As you can imagine, we talk about “sales enablement” at different levels of the organization (Executive management, CMOs, VPs of sales, and individuals who are responsible for piece parts).
In all cases the view of what needs to happen to produce results is very different at each level, which is one of the core problems we have in our industry with building an effective sales and marketing systems.
I really got into cooking when my mom showed me tricks like throwing a strand of cooking spaghetti against the wall. If it stuck it was done, and better yet, al dente, or just right. So each month I do the same with the Tech Industry First Look newsletter and today is the day for July. What I want to know is does it stick? You are welcome to have a taste at Technology Industry First Looks then comment back here if you like, or e mail me at firstname.lastname@example.org

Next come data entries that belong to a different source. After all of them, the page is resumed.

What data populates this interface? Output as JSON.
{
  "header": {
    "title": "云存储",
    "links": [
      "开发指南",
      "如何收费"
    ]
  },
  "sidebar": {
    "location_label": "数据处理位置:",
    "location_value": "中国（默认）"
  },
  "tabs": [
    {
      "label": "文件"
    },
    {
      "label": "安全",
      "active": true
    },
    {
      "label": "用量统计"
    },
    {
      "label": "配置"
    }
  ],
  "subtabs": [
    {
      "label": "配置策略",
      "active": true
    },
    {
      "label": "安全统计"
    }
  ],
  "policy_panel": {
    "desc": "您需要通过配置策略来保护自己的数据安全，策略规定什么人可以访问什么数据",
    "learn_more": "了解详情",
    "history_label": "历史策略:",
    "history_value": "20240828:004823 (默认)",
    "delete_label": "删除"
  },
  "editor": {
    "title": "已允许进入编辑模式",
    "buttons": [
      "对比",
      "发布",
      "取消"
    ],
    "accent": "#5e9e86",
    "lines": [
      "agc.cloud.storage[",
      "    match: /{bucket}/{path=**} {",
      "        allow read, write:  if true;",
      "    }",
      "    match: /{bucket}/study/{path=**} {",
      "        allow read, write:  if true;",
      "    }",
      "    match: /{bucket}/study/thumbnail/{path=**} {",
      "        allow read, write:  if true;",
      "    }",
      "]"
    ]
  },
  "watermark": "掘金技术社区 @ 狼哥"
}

Some of the highlights if you don’t have time for any of that include:
We see the PaaS market growing to some $15b by 2016 driven by a combination of direct buys, ISV on PaaS and PaaS from outsourcing providers. Are we high, low, or in the ballbark?
We expect Canadian and Latin American IT markets to be hit harder than the US in 2009 and to recover slower in 2010 as well. Anyone in either market beg to differ?
Early adopters of Unified Communication tell us they are not getting the benefits they expected for their internal stakeholders. What are they missing?
Frank Gillett, one of our luminary analysts, sees Personal Clouds in all our futures, really a web-based infrastructure for personal computing. Do you agree?
Oh yea, we are always open to new ideas for future research, so since you have discovered this blog, and you’re apparently interested in strategy for tech vendors, what would like to see us throwing against the wall next month?
In 1992, with my Marketing Management degree in hand, I went out in the market to find a sales job. At the time, I believed (and I still do) that you can’t really be the best B2B marketer unless you know how to sell first. One of the jobs I interviewed for was with a local dealer to sell fax machines (yes, it’s true . . . FAX machines).The VP of Sales interviewing me asked a simple question — what are the most important things to being a sales person?
In the movie “The Untouchables” Sean Connery’s character, Jim Malone, is targeted for a hit by Al Capone. The hitman breaks into his house and threatens Malone, pulling out a revolver, says, “Isn’t that just like a (derogatory term for an Italian) . . . brings a knife to a gun fight.”
Insurance IT buyers have distinct preferences when it comes to how they learn about new technology.Tech vendors think IT buyers learn about the hottest technology because of the bright, shiny stuff that their marketing organizations spend all kinds of time and money producing. Wrong.
Today, Forrester takes the incubation tag off our sales enablement research agenda and is launching a new coverage area called “Technology Sales Enablement” targeted for sales and marketing professionals involved in improving the performance of the sales organization. When you put “sales” and “enablement” together, you get a lot of different points of view.
So, what’s Forrester's view on thissubject? What perspective do we have to offer?